Freshwater mussels play an amazing yet little-known role in healthy rivers and streams in the Chesapeake Bay watershed. As their numbers dramatically decline we must now focus on restoring mussel populations, according to a report issued this week. The report comes from a workgroup of experts under the EPA’s Chesapeake Bay Program. It lays the groundwork for expanding mussel restoration in the Chesapeake Bay watershed with a growing coalition of advocates and scientists across the region.
About 25 species of mussels live in the freshwater rivers and streams that flow into the Chesapeake Bay. They are found across the watershed, from tidal rivers to mountain streams in Virginia, Maryland, West Virginia, New York, and Pennsylvania. A single mussel can filter up to 15 gallons of water per day, which can prevent pollutants such as nitrogen from flowing downstream, leading to clearer and cleaner water. Mussel beds create habitat for small aquatic creatures, which in turn become food for fish.
“Freshwater mussels really are unsung heroes in Chesapeake rivers and streams. But as their populations plummet, I’m afraid we could lose some mussel species before we fully understand their benefits,” said Chesapeake Bay Foundation Virginia Senior Scientist Joseph Wood, Ph. D., who is the lead author of the report.
More than half of all freshwater mussel species are now facing extinction. Mussels are threatened by pollution, dams, climate change, disease, and loss of habitat. The report estimated that mussel populations in the Chesapeake Bay watershed have likely fallen by 90 percent since European colonists arrived in the 1600s. This decline has meant a dramatic loss of both mussel biodiversity and benefits in reducing pollution. Recent research shows that some mussel species are experiencing pressures from viruses we are just learning about.
“There’s a growing enthusiasm for protecting and restoring freshwater mussel populations in the Bay watershed,” said Wood. “But to bring back mussels we need commitment, leadership, and investment.”
Restoration of a better-known Chesapeake shellfish could serve as a model for freshwater mussels. After Bay oyster populations collapsed in the late 20th century, efforts to build reefs and plant them with oysters are showing substantial promise in some Bay tributaries.
“Just like oysters in the 1980s, freshwater mussels are on the brink of catastrophe,” said Wood. “Oyster restoration experience can inspire work with mussels as well. We must ensure clean water and good habitat in key waterways, as well as stock shellfish to boost the population.”
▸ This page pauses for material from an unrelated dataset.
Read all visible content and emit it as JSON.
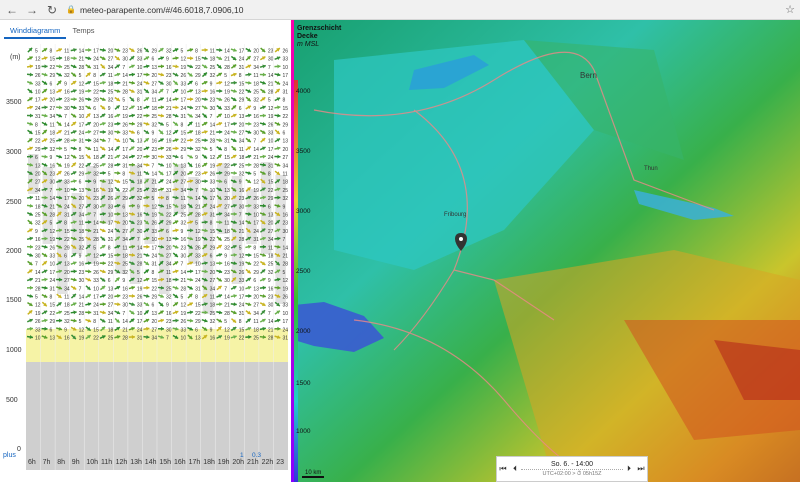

As with oysters, successful mussel conservation and restoration depends on the growing coalition of partners in the Chesapeake watershed working on the issue, including the U.S. Fish Wildlife Service.
“Many organizations are building momentum towards propagating and restoring mussels in our region, but freshwater mussels remain in dire circumstances. The future of clean, diverse waterways depends on this work,” said Rachel Mair of the U.S. Fish & Wildlife Service, who leads mussel restoration efforts at Harrison Lake National Fish Hatchery in Virginia and is a co-author of the report. “Research and investment in mussels create huge benefits for rivers and streams in the Chesapeake Bay watershed.”
The fascinating life cycle of mussels begins when their larvae attach to the gills of fish for a few days or weeks. To accomplish this, some mussel species trick fish into attacking lures sprouting from between their shells. These lures, which look remarkably like bait fish, are packed with mussel larvae that fill the water when disturbed. The larger fish spread the mussel larvae to new areas.
Restoring mussel populations is challenging given the many different species and their complex life cycles. Many mussels rely on just a single species of fish to reproduce, and mussel hatcheries must raise fish to serve as hosts for breeding mussels. Fortunately, recent advances in propagation techniques are showing success at facilities such as Harrison Lake. But insufficient funding of monitoring, research, and restoration has held back efforts.
Maryland recently began several pilot restoration projects to monitor and augment mussel populations in the Bay watershed.
“We are excited to work with the private sector and non-profits along with state and federal partners on projects to improve our local populations of freshwater mussels because there is typically a limited amount of grant money available to support this type of work,” said Matt Ashton of the Maryland Department of Natural Resources. “Collaborating with these organizations allows us to promote the dual objective of conservation and water quality benefits that mussel restoration can provide.”
The Anacostia Watershed Society also has an active mussel restoration program that received a grant from Washington, D.C. However, these types of efforts need greater support.
In order to protect the health of rivers and streams, Bay states need to provide dedicated funding to survey, protect and restore mussel populations across the Chesapeake Bay watershed. A mussel restoration plan for the Chesapeake Bay watershed is an important next step.